■ WHAT TO DO
Give the entries below again, word for word, and leave out the images.

[Items from an interface collection]
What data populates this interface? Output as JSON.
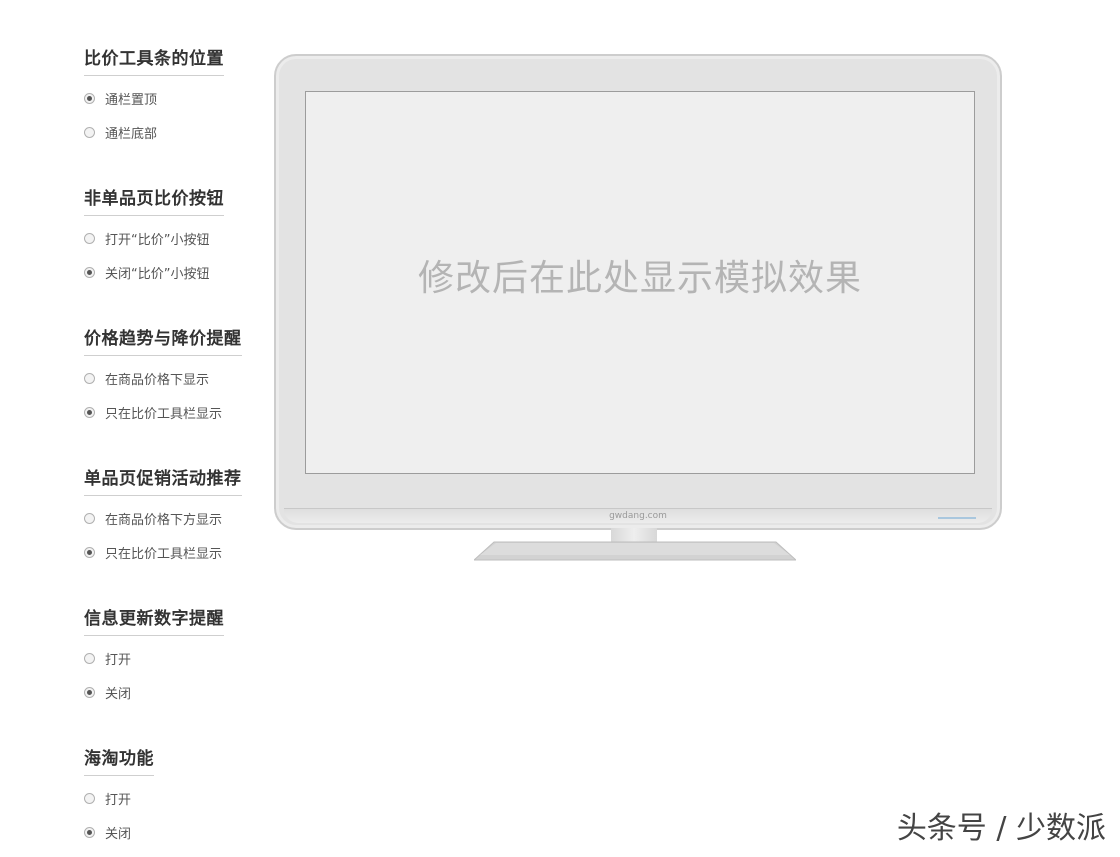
{
  "settings": {
    "toolbar_position": {
      "title": "比价工具条的位置",
      "options": [
        {
          "label": "通栏置顶",
          "checked": true
        },
        {
          "label": "通栏底部",
          "checked": false
        }
      ]
    },
    "nonproduct_button": {
      "title": "非单品页比价按钮",
      "options": [
        {
          "label": "打开“比价”小按钮",
          "checked": false
        },
        {
          "label": "关闭“比价”小按钮",
          "checked": true
        }
      ]
    },
    "price_trend": {
      "title": "价格趋势与降价提醒",
      "options": [
        {
          "label": "在商品价格下显示",
          "checked": false
        },
        {
          "label": "只在比价工具栏显示",
          "checked": true
        }
      ]
    },
    "promotion": {
      "title": "单品页促销活动推荐",
      "options": [
        {
          "label": "在商品价格下方显示",
          "checked": false
        },
        {
          "label": "只在比价工具栏显示",
          "checked": true
        }
      ]
    },
    "update_badge": {
      "title": "信息更新数字提醒",
      "options": [
        {
          "label": "打开",
          "checked": false
        },
        {
          "label": "关闭",
          "checked": true
        }
      ]
    },
    "haitao": {
      "title": "海淘功能",
      "options": [
        {
          "label": "打开",
          "checked": false
        },
        {
          "label": "关闭",
          "checked": true
        }
      ]
    }
  },
  "preview": {
    "message": "修改后在此处显示模拟效果",
    "brand": "gwdang.com"
  },
  "watermark": "头条号 / 少数派"
}
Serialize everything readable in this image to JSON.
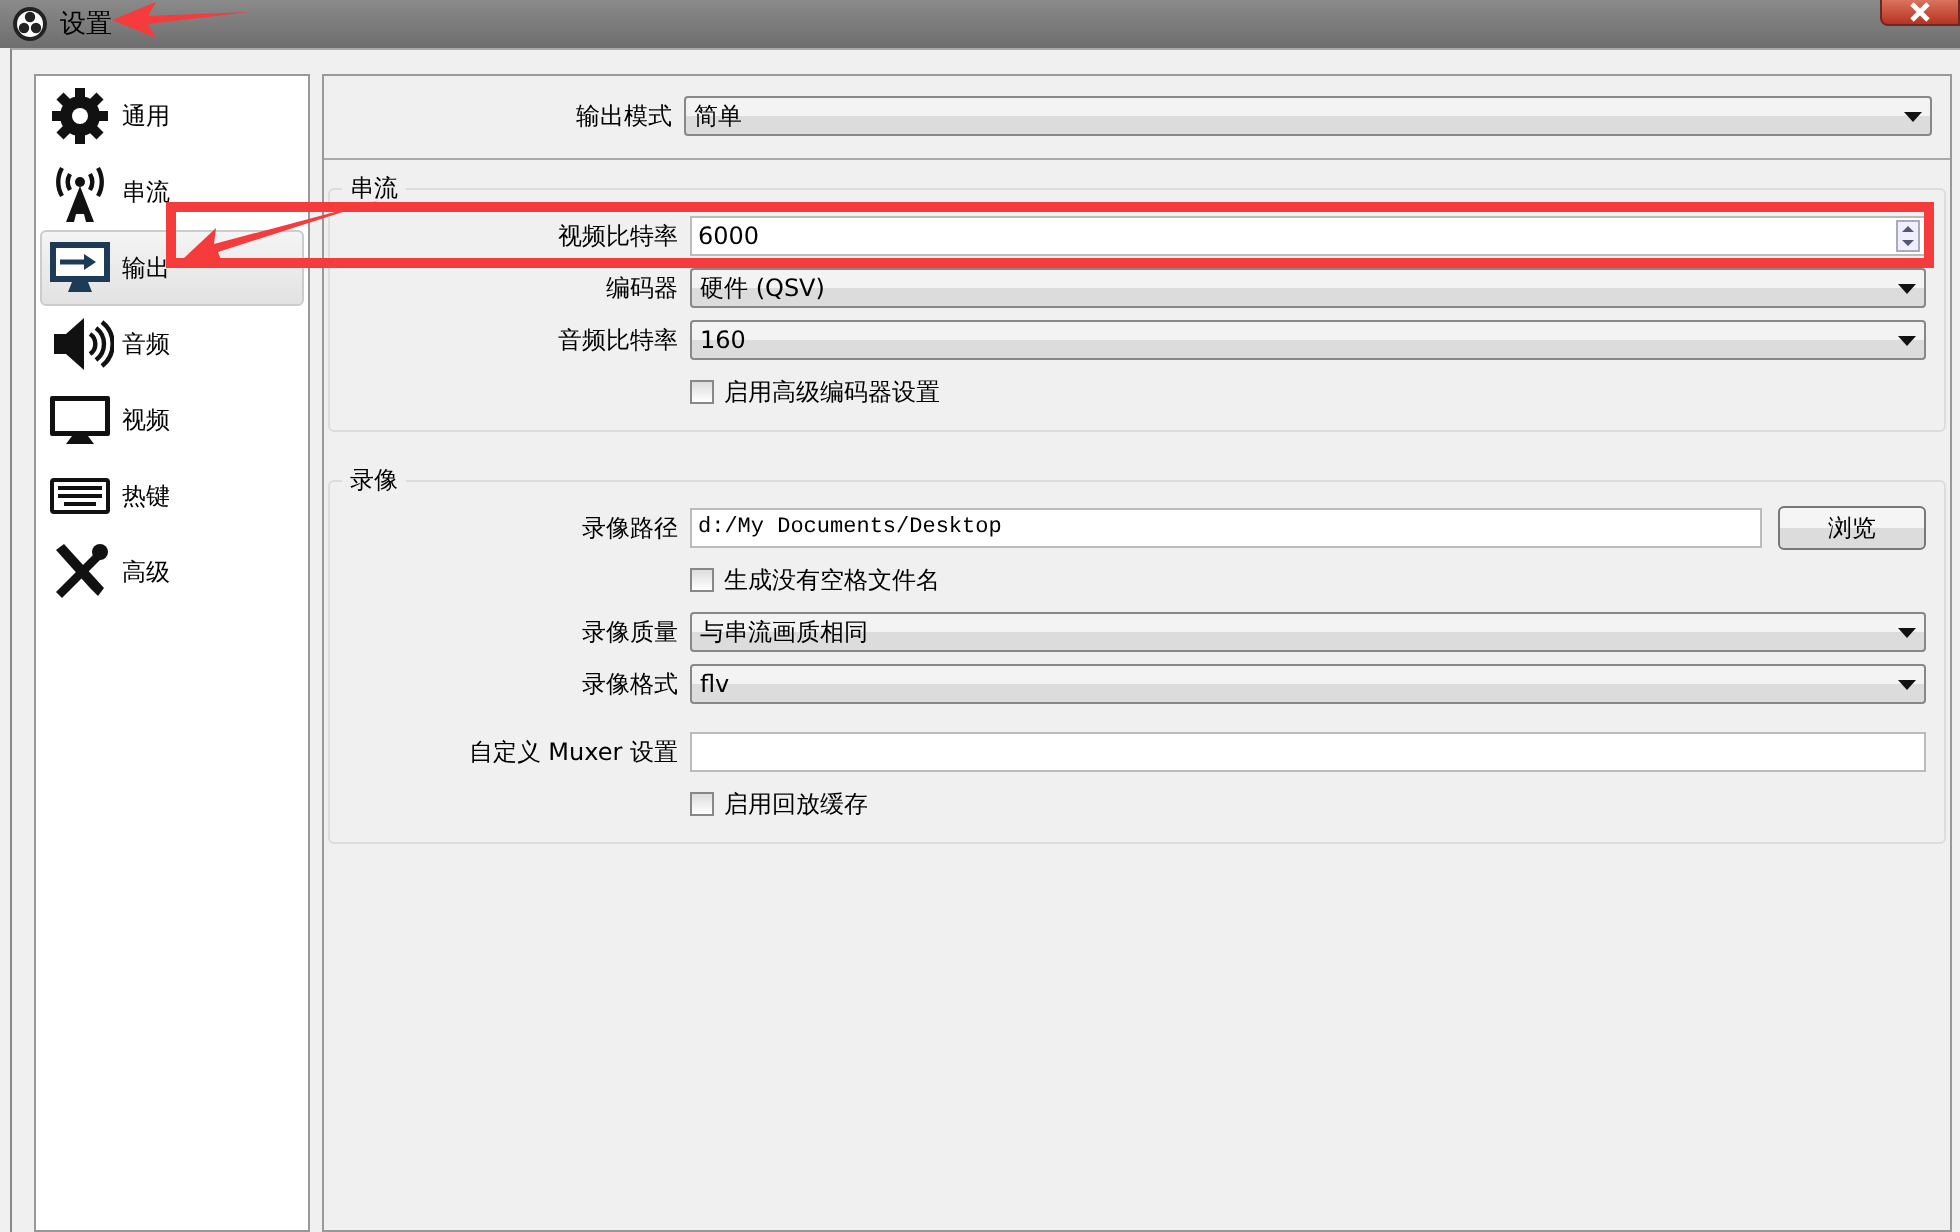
{
  "window": {
    "title": "设置"
  },
  "sidebar": {
    "items": [
      {
        "label": "通用",
        "selected": false
      },
      {
        "label": "串流",
        "selected": false
      },
      {
        "label": "输出",
        "selected": true
      },
      {
        "label": "音频",
        "selected": false
      },
      {
        "label": "视频",
        "selected": false
      },
      {
        "label": "热键",
        "selected": false
      },
      {
        "label": "高级",
        "selected": false
      }
    ]
  },
  "top": {
    "rows": [
      {
        "kind": "select",
        "label": "输出模式",
        "value": "简单"
      }
    ]
  },
  "groups": [
    {
      "title": "串流",
      "rows": [
        {
          "kind": "spin",
          "label": "视频比特率",
          "value": "6000",
          "annotated": true
        },
        {
          "kind": "select",
          "label": "编码器",
          "value": "硬件 (QSV)"
        },
        {
          "kind": "select",
          "label": "音频比特率",
          "value": "160"
        },
        {
          "kind": "checkbox",
          "label": "启用高级编码器设置",
          "checked": false
        }
      ]
    },
    {
      "title": "录像",
      "rows": [
        {
          "kind": "path",
          "label": "录像路径",
          "value": "d:/My Documents/Desktop",
          "button": "浏览"
        },
        {
          "kind": "checkbox",
          "label": "生成没有空格文件名",
          "checked": false
        },
        {
          "kind": "select",
          "label": "录像质量",
          "value": "与串流画质相同"
        },
        {
          "kind": "select",
          "label": "录像格式",
          "value": "flv"
        },
        {
          "kind": "text",
          "label": "自定义 Muxer 设置"
        },
        {
          "kind": "checkbox",
          "label": "启用回放缓存",
          "checked": false
        }
      ]
    }
  ]
}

■ SOLUTION
What data populates this interface? Output as JSON.
{
  "settings": {
    "toolbar_position": {
      "title": "比价工具条的位置",
      "options": [
        {
          "label": "通栏置顶",
          "checked": true
        },
        {
          "label": "通栏底部",
          "checked": false
        }
      ]
    },
    "nonproduct_button": {
      "title": "非单品页比价按钮",
      "options": [
        {
          "label": "打开“比价”小按钮",
          "checked": false
        },
        {
          "label": "关闭“比价”小按钮",
          "checked": true
        }
      ]
    },
    "price_trend": {
      "title": "价格趋势与降价提醒",
      "options": [
        {
          "label": "在商品价格下显示",
          "checked": false
        },
        {
          "label": "只在比价工具栏显示",
          "checked": true
        }
      ]
    },
    "promotion": {
      "title": "单品页促销活动推荐",
      "options": [
        {
          "label": "在商品价格下方显示",
          "checked": false
        },
        {
          "label": "只在比价工具栏显示",
          "checked": true
        }
      ]
    },
    "update_badge": {
      "title": "信息更新数字提醒",
      "options": [
        {
          "label": "打开",
          "checked": false
        },
        {
          "label": "关闭",
          "checked": true
        }
      ]
    },
    "haitao": {
      "title": "海淘功能",
      "options": [
        {
          "label": "打开",
          "checked": false
        },
        {
          "label": "关闭",
          "checked": true
        }
      ]
    }
  },
  "preview": {
    "message": "修改后在此处显示模拟效果",
    "brand": "gwdang.com"
  },
  "watermark": "头条号 / 少数派"
}
Serialize everything readable in this image to JSON.
{
  "window": {
    "title": "设置"
  },
  "sidebar": {
    "items": [
      {
        "label": "通用",
        "selected": false
      },
      {
        "label": "串流",
        "selected": false
      },
      {
        "label": "输出",
        "selected": true
      },
      {
        "label": "音频",
        "selected": false
      },
      {
        "label": "视频",
        "selected": false
      },
      {
        "label": "热键",
        "selected": false
      },
      {
        "label": "高级",
        "selected": false
      }
    ]
  },
  "top": {
    "rows": [
      {
        "kind": "select",
        "label": "输出模式",
        "value": "简单"
      }
    ]
  },
  "groups": [
    {
      "title": "串流",
      "rows": [
        {
          "kind": "spin",
          "label": "视频比特率",
          "value": "6000",
          "annotated": true
        },
        {
          "kind": "select",
          "label": "编码器",
          "value": "硬件 (QSV)"
        },
        {
          "kind": "select",
          "label": "音频比特率",
          "value": "160"
        },
        {
          "kind": "checkbox",
          "label": "启用高级编码器设置",
          "checked": false
        }
      ]
    },
    {
      "title": "录像",
      "rows": [
        {
          "kind": "path",
          "label": "录像路径",
          "value": "d:/My Documents/Desktop",
          "button": "浏览"
        },
        {
          "kind": "checkbox",
          "label": "生成没有空格文件名",
          "checked": false
        },
        {
          "kind": "select",
          "label": "录像质量",
          "value": "与串流画质相同"
        },
        {
          "kind": "select",
          "label": "录像格式",
          "value": "flv"
        },
        {
          "kind": "text",
          "label": "自定义 Muxer 设置"
        },
        {
          "kind": "checkbox",
          "label": "启用回放缓存",
          "checked": false
        }
      ]
    }
  ]
}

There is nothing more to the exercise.